China has a rich history in cosmetics spanning centuries. However, the second largest market for cosmetic products in the world is rapidly changing not just in terms of size, as it looks to overtake the United States, but also in terms of consumers and how it works.
In this series of articles, Professor Viard discusses the role of economics in everyday life in China and the world. Last time I talked about price discrimination and printers. That got me thinking about an experience I had last summer. I ventured into the Tesla dealership in Beijing’s Parkview Green building to check out the […]
Foreign supermarket giants are losing their dominance in the Chinese market to local competitors. The retreat of foreign supermarkets is reinforcing China’s reputation as an infamously difficult market to break into.
Sales in China’s secondhand market are booming. What is driving the trend away from new? Buying a used car or anything else secondhand is still unusual in China, where consumers have a deep desire for the new. But low prices, online convenience and a slowing economy are changing things. He Bin, like many men […]
Chinese startup Luckin Coffee is expanding at a breakneck pace. How will Starbucks and other coffee players respond? Starbucks had coffee lovers in China’s main cities wrapped up until Luckin arrived, but is the market big enough and growing fast enough for both and more coffee vendors?
Arnold Ma, CEO of Europe’s first Anglo-Chinese digital marketing agency Qumin, explains how Chinese culture should always be at the center of China marketing strategies.
You may not recognize the name SenseTime. But if you have spent time in China recently, SenseTime will almost certainly recognize you. Founded just five years ago by a group of data researchers at the Chinese University of Hong Kong, the startup has rapidly established itself as China’s leading provider of facial recognition technology. Its face-scanning software is used everywhere from smartphones to office blocks and police stations.

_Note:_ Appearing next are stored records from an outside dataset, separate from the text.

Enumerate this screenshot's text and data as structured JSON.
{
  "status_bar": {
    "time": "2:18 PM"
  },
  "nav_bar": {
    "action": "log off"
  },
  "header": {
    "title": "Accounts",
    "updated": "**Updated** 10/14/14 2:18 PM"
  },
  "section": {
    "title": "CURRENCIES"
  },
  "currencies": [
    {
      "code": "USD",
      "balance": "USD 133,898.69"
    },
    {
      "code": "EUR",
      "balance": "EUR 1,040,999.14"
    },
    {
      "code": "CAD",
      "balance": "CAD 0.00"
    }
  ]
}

Learning how to please Chinese audiences without alienating moviegoers in the US is becoming crucial for Hollywood as box office receipts stagnate in home market but explode in China. Quarterly ticket revenues in China surpassed those in North America for the first time ever in the first three months of 2018, with Chinese cinemas netting $3.15 billion compared to $2.85 billion in Canada and the US. Those figures were boosted by massive takings during the Lunar New Year holiday, always a peak time for Chinese cinemas, but China could become the world’s largest film market in whole-year terms in 2019.
What is the most important thing for a startup? Growing your business by focusing on the value to the customer is the answer given by Sean Ellis, founder and CEO of GrowthHackers, a service that helps 200,000 members with their growth strategy. According to Ellis, “growth hacking” is more than a buzzword in Silicon Valley—it’s a marketing strategy with actionable methods that prioritize business growth.
What makes Chinese consumers tick? That’s the question Chris Reitermann, CEO of Ogilvy China, has been puzzling over for the last two decades. Reitermann began his career at advertising giant Ogilvy & Mather in the 1990s, moving to Beijing in 2000 to set up the digital agency OgilvyInteractive. Since then, he has risen to head up the company’s entire operations in China. In this interview, he discusses the dramatic changes that have taken place in Chinese advertising during his time here, why China has much to learn from India on running a great campaign, and what the industry may look like by 2027.